§ Exercise
Identify, in the records below, every line where the string "iCloud" appears, and copy each such line.

---- Records provided

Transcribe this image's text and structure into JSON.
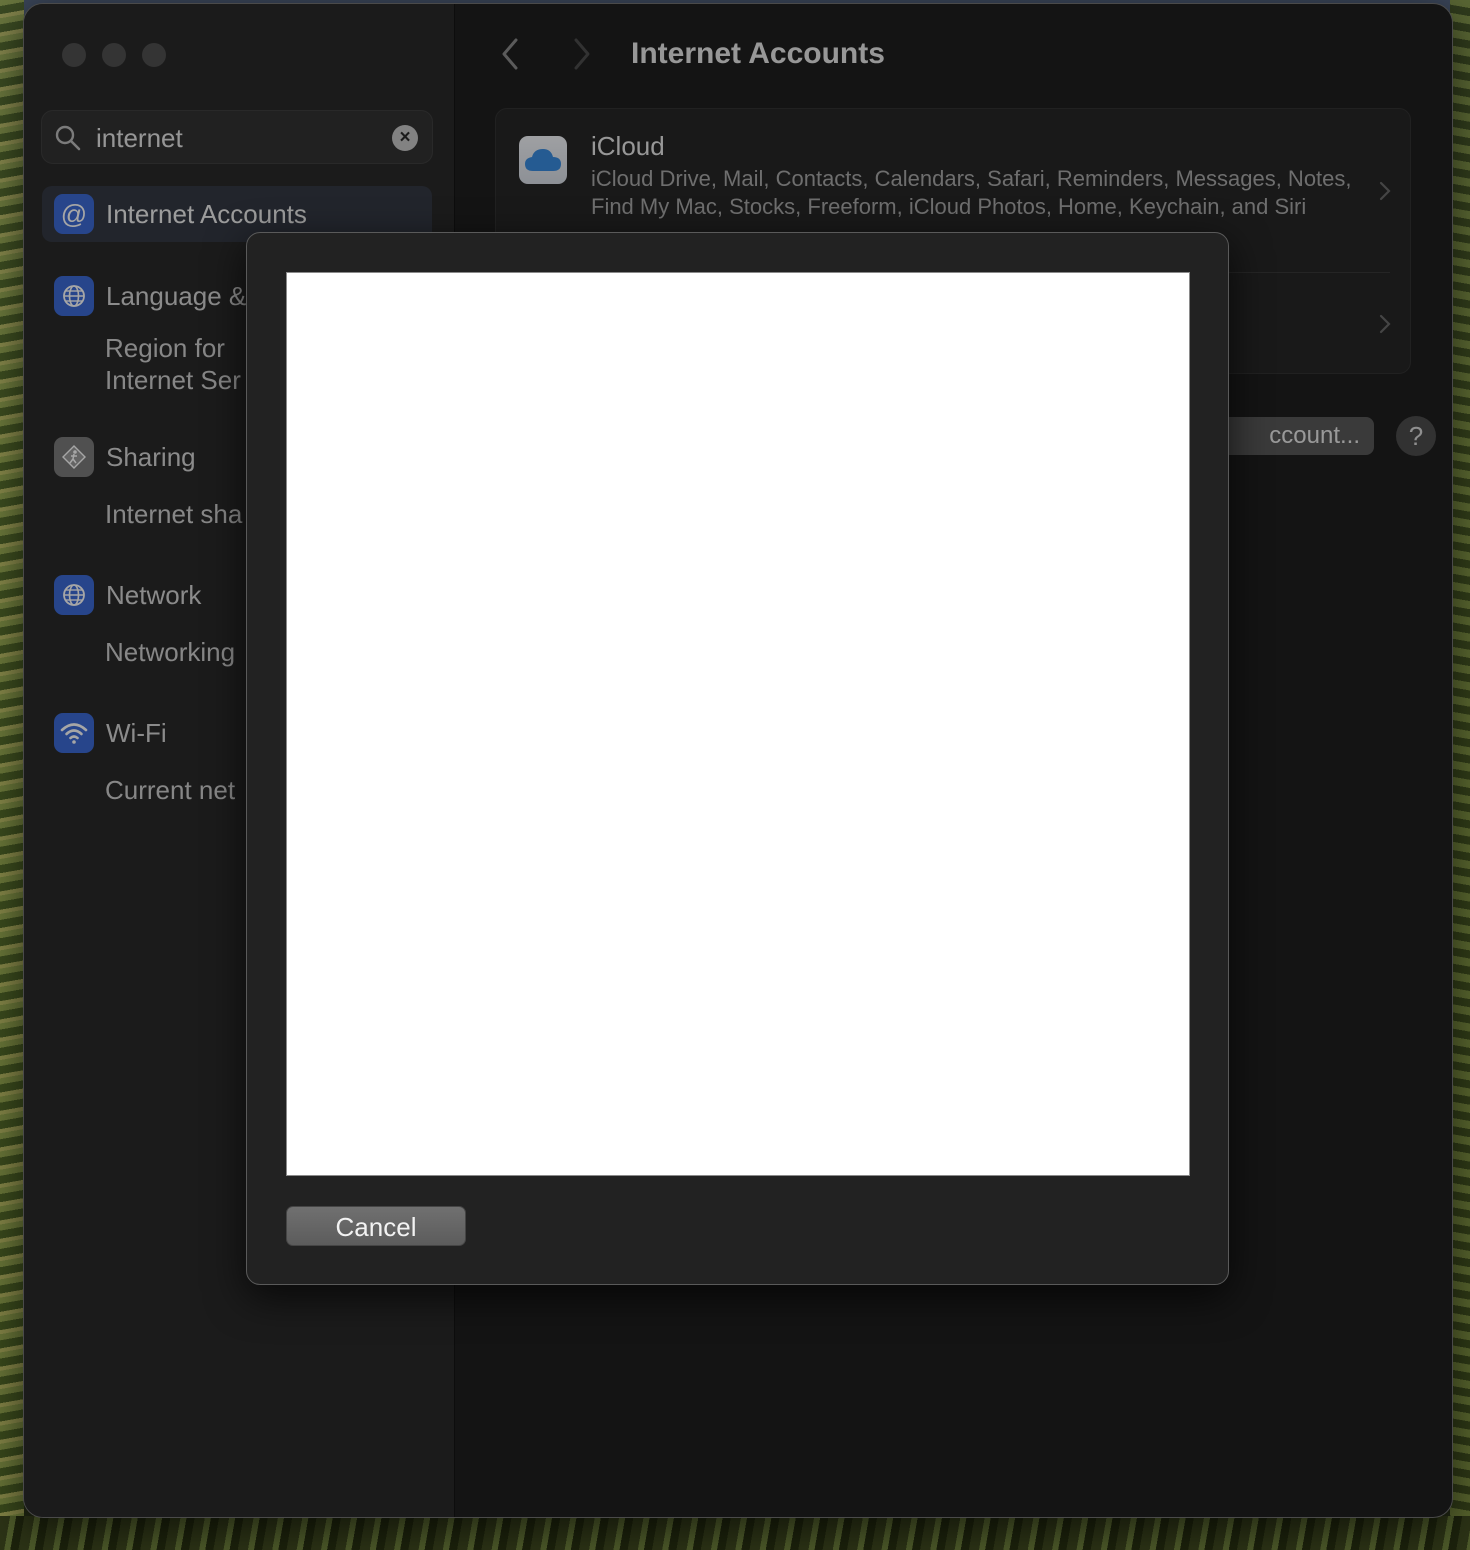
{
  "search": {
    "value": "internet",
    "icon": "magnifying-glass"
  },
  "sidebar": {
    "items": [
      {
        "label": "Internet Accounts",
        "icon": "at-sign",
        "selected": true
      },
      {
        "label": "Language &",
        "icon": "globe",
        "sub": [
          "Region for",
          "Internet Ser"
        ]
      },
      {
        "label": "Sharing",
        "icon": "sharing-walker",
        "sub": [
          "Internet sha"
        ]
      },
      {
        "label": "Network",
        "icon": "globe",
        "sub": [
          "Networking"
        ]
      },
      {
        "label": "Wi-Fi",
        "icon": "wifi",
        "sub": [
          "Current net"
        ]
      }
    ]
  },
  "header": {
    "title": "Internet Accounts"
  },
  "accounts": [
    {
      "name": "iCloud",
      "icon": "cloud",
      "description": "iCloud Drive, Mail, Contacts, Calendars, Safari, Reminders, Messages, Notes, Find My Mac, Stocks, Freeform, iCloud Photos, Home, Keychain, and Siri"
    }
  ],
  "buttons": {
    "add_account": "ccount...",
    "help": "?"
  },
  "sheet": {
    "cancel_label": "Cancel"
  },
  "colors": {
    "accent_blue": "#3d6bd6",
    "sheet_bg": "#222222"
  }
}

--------

§ Task output
      "name": "iCloud",
      "description": "iCloud Drive, Mail, Contacts, Calendars, Safari, Reminders, Messages, Notes, Find My Mac, Stocks, Freeform, iCloud Photos, Home, Keychain, and Siri"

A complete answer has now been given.